WASHINGTON (Reuters) – Protesters at Howard University chanted and booed on Friday through James Comey’s first public address since he testified to Congress on the Russia probe and his firing by U.S. President Donald Trump, challenging the former FBI director with a taste of the “real world” he was trying to describe to them.
Members of the audience began chanting the civil rights song “We Shall Not Be Moved” as Comey stood at the podium during a video about the historically black university.
Chants continued and intensified at times as he began his address, which focused on how he believed college campuses were very much a part of what he called the “real world.”
Comey did not ignore the protesters.
“The rest of the real world is a place where it’s hard sometimes to find people who will listen with an attitude that they might actually be convinced of something,” he told them.
“Instead, what happens in most of the real world – and about four rows in this auditorium – is that people don’t listen at all. They just try to figure out what rebuttal they’re going to offer when you’re done speaking.”
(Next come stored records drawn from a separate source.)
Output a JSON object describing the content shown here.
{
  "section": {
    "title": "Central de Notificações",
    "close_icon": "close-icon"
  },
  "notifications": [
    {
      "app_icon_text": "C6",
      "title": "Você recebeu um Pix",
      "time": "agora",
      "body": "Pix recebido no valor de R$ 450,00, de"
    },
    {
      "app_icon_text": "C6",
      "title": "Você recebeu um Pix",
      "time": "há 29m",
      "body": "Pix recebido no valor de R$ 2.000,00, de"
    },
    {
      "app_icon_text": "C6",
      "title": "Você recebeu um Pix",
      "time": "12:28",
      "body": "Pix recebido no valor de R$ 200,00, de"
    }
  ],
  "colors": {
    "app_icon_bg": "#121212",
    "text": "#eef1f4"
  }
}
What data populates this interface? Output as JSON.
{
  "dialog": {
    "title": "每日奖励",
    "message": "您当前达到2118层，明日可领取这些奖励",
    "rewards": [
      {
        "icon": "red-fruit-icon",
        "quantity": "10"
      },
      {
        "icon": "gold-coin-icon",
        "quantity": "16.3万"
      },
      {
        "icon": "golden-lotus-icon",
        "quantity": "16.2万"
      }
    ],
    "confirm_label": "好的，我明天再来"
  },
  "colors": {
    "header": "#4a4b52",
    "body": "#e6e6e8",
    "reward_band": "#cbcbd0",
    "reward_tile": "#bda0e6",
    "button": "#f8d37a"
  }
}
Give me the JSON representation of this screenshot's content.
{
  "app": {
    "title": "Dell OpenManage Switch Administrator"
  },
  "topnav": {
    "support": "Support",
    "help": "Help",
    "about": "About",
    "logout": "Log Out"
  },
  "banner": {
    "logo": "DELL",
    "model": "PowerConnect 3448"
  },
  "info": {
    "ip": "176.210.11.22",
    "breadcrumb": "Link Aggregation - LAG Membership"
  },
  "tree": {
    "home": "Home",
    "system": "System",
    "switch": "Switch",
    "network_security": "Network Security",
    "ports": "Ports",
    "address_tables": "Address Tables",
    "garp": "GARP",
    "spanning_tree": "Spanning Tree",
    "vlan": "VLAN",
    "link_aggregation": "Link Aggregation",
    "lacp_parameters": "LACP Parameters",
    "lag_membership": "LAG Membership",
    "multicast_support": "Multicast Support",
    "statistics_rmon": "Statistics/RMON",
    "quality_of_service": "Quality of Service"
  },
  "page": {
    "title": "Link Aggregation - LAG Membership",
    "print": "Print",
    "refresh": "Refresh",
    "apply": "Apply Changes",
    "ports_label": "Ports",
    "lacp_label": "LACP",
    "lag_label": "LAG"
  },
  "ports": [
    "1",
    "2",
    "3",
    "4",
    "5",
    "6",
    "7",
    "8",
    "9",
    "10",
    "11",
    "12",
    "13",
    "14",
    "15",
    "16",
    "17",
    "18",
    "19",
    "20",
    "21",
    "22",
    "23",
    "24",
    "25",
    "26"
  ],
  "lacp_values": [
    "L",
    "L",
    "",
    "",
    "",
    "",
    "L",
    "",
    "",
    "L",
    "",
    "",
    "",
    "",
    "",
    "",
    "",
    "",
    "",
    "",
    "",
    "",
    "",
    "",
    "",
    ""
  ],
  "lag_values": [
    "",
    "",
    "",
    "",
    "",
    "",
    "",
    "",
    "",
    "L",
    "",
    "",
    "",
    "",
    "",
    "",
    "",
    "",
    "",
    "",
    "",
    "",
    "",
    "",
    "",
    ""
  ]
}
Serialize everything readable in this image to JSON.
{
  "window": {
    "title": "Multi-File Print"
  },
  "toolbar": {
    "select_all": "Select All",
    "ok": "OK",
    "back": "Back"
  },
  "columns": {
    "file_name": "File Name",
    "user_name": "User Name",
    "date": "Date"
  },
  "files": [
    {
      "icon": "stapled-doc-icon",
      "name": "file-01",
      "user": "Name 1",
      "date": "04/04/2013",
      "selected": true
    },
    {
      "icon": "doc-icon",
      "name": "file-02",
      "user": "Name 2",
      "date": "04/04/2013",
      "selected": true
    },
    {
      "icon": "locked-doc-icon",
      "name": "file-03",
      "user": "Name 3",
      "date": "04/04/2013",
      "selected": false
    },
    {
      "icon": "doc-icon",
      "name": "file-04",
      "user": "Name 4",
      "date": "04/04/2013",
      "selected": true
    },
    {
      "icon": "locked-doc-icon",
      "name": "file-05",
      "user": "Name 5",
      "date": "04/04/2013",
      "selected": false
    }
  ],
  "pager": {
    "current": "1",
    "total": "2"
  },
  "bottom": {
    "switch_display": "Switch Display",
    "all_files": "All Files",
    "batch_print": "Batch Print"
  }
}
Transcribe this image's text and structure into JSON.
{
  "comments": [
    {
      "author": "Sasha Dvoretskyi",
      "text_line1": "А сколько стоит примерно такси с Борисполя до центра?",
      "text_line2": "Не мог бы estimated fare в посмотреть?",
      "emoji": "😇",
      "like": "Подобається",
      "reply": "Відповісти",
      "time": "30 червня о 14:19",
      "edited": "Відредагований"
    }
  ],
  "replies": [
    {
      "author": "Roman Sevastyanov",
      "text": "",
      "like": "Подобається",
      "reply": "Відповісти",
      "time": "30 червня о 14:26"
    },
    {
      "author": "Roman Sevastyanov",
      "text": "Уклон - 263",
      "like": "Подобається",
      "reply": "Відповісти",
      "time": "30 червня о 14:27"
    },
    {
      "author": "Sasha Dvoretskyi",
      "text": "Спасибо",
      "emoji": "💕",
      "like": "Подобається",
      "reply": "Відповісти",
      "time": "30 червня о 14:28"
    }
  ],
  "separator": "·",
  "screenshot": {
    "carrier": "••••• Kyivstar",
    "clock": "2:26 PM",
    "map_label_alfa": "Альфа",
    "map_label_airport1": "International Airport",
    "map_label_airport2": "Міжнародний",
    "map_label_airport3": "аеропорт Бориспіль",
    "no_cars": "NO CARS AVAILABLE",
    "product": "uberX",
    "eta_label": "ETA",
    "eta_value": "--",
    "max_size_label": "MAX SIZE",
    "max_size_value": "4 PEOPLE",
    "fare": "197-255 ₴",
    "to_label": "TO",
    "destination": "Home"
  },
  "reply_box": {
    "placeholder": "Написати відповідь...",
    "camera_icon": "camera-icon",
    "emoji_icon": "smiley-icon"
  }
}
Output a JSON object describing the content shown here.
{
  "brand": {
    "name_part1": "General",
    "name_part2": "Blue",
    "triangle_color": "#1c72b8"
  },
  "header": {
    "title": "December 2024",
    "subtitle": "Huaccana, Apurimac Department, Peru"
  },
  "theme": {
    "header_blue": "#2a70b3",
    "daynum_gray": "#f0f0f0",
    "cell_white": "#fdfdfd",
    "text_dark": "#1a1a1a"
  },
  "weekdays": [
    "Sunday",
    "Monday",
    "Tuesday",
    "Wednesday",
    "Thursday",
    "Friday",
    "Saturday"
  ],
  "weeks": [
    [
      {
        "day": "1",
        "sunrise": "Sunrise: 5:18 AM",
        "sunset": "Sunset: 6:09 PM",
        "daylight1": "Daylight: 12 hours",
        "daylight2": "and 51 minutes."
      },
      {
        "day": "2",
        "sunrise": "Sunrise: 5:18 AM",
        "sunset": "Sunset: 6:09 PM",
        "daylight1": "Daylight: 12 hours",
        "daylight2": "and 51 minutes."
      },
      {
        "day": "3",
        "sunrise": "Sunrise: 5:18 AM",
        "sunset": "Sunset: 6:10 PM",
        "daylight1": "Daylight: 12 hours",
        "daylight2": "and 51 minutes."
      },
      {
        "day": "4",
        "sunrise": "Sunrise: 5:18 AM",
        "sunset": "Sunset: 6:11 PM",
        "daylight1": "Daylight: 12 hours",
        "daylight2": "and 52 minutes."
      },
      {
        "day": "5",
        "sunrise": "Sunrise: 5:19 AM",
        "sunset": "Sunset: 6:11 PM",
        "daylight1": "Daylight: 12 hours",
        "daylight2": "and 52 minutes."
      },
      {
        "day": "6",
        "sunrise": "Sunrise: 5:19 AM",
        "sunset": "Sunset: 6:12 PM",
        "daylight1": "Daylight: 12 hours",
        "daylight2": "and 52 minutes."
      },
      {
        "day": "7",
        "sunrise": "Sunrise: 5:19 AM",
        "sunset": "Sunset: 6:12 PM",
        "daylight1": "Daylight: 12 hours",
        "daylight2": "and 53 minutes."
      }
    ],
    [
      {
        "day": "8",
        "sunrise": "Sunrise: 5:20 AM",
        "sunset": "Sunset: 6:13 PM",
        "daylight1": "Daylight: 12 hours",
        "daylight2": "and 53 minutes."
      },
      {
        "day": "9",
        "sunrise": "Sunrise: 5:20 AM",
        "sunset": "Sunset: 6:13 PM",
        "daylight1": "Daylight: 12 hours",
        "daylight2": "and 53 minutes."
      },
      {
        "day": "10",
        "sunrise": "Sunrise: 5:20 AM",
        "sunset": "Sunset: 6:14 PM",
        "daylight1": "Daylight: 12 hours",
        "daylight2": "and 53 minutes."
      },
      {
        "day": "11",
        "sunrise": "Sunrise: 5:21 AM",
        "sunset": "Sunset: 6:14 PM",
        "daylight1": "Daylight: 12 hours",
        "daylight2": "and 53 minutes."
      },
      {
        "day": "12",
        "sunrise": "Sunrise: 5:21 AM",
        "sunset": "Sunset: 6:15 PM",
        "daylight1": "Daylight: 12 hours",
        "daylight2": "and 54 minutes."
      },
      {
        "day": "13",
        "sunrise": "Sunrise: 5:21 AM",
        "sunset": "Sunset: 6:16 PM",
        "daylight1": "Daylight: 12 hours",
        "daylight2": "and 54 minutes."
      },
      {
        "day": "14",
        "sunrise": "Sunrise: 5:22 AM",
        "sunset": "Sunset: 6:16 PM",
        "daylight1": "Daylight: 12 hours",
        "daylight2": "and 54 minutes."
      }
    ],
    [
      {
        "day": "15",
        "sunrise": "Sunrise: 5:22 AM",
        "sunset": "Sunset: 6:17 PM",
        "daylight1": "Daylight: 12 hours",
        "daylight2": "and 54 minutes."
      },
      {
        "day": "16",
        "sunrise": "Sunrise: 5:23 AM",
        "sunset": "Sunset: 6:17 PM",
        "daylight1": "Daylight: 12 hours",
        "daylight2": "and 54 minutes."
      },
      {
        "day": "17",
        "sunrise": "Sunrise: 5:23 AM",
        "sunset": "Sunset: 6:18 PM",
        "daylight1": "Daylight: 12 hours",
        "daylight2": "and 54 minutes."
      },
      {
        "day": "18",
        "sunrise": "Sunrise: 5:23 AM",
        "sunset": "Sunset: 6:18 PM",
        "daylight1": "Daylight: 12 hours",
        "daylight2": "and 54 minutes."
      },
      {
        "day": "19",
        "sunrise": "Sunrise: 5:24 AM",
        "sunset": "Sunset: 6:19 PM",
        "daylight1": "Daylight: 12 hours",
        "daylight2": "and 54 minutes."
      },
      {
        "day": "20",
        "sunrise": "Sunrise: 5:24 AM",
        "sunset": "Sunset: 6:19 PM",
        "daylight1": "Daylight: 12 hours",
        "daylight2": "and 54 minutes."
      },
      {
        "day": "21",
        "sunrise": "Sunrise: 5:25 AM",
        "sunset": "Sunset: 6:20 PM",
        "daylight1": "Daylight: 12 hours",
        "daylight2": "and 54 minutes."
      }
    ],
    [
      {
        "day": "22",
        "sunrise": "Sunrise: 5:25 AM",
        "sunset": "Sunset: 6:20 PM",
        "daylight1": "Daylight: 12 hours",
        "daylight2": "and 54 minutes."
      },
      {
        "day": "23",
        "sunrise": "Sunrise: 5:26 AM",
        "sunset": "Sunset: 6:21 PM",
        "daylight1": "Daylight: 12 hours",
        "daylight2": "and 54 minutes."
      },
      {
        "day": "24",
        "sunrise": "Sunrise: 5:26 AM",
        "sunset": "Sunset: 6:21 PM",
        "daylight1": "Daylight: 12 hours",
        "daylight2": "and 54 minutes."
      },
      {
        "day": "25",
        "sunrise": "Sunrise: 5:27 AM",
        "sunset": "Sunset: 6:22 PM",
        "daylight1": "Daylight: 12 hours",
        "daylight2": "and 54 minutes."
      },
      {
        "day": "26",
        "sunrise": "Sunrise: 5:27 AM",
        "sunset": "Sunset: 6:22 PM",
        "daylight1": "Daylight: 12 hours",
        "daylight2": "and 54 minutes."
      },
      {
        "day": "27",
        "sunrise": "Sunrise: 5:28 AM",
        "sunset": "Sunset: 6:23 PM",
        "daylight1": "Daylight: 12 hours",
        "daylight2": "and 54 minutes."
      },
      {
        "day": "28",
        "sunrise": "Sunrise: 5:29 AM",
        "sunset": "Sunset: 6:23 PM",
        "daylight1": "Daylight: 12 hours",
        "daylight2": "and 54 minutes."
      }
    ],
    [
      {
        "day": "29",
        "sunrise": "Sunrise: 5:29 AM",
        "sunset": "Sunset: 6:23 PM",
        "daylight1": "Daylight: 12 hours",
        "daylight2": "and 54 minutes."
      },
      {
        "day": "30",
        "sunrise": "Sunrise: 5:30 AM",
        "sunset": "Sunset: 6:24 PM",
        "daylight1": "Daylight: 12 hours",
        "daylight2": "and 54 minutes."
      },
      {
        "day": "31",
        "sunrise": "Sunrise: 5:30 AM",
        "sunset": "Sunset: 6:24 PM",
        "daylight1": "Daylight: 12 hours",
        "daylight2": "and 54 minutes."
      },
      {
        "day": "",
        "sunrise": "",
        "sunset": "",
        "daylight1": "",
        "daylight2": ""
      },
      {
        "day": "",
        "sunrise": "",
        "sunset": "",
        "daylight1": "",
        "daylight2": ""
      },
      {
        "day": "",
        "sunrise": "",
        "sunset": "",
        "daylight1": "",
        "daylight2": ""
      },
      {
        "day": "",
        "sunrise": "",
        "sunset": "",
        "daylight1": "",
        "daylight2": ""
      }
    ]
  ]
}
Comey became a lightning rod for criticism from Democrats when he announced shortly before the Nov. 8, 2016, U.S. presidential election that the Federal Bureau of Investigation had discovered a new trove of emails involving the party’s presidential candidate, Hillary Clinton. Many, including Clinton, said they believed this contributed to her loss to Republican Trump.
In June testimony before a congressional panel, Comey accused the president of firing him in May to try to undermine the FBI’s investigation of possible collusion by Trump’s campaign with Russia’s alleged efforts to influence the 2016 election.
The president has denied he tried to interfere with an FBI investigation, but Comey has remained a favorite target of Trump.
Reporting by Doina Chiacu; Editing by Lisa Von Ahn